Where should I use tags?
It's strongly recommended that you use tags instead of specific entities in any kind of chart, service or host list and alerting profiles. Basically, anywhere that you might want to refer to a set of entities, you should use tags instead of defining an indirect reference. This way ensures easier maintenance of your system configuration and integrations. Even in highly dynamic environments where new components are added and removed frequently, you can in this way configure for example your dashboard once. It also makes it far easier to transport configuration from one environment to another.
Whenever you create a dashboard, a chart, or an alerting profile, you should consider defining or using tags to refer to the related entities. This doesn't mean that you should define generic tags for everything upfront. Tags should really be use-case based. However, you can and should add or define metadata for anything that you think could become important as a basis for tags.
When shouldn’t I use tags?
Both Dynatrace tags and metadata are key/value concepts. As such, you can define, for example, a tag
User and assign
username as a value dynamically. You can do the same for email, owner and many other properties. However, you will rarely use such key/value pairs for the purposes described above. This would also clutter the Dynatrace UI. Tags are meant for organization, not for defining extra information for your entities. It is therefore important to consider whether something is really a tag (a label or marker) or simply metadata and additional information. When you're in doubt, we recommend that you metadata, as you can always use the Dynatrace tagging engine to create a tag based on metadata and assign the value dynamically.
What about Management zones?
Management zones are an important concept in Dynatrace and of high importance in large environments, as they can make large organizations work. Management zones are based on the same idea as automated tags, but designed for the explicit purpose of defining groups of entities that either belong together or have common security levels.

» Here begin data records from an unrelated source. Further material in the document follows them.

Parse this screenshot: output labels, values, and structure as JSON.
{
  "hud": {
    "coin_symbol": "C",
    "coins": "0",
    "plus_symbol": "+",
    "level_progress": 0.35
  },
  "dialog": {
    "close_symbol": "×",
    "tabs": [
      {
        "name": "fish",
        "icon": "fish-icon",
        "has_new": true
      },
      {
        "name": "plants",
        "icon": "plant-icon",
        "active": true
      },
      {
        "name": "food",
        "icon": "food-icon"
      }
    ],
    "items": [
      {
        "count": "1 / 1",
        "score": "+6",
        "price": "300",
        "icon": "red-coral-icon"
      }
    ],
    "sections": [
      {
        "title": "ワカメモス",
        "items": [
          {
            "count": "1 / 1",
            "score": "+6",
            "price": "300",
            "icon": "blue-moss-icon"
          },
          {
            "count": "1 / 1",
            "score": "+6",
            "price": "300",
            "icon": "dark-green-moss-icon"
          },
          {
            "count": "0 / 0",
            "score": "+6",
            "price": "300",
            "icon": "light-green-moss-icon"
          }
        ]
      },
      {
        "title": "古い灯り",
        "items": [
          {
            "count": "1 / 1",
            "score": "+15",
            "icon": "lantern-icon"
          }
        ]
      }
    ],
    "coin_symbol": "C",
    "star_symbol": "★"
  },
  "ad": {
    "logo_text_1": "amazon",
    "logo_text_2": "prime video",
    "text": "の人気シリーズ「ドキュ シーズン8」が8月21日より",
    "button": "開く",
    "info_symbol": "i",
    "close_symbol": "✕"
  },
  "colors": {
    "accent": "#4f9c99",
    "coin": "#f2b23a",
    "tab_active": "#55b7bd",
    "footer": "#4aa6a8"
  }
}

A management zone can be
- A demilitarized zone (DMZ).
- The frontend for a line of business to facilitate easy access for the respective teams.
- A production-first infrastructure layer, to facilitate access to infrastructure only for the respective teams.
Management zones can be used throughout Dynatrace to filter any view including Smartscape. Moreover, Management Zones enable you to define an additional layer of security and access restrictions. Thus, they serve management and security purposes. Management Zones may overlap with each other.
The best way to create management zones is to define rules based on your entities metadata (including custom metadata). However, if you want to maintain your management zones outside of Dynatrace, you can also base them on tags.
Problems, management zones, and tags
Problems are detected independently of management zones. This makes sense as a problem may involve entities from many zones. Only users that have access to these zones will be able to see the specific problem. Although they will be able to see the full problem, they will only be allowed however to access the entities belonging to the zones they are assigned to.
Problems can also be filtered by tags. This basically means that one can focus on problems related to entities with a specific tag. This is also how notification integration can leverage tags. One can define to only send problems that concern entities with a certain tag to a specific notification integration.
For more detailed information about tagging, see best practices and recommendations.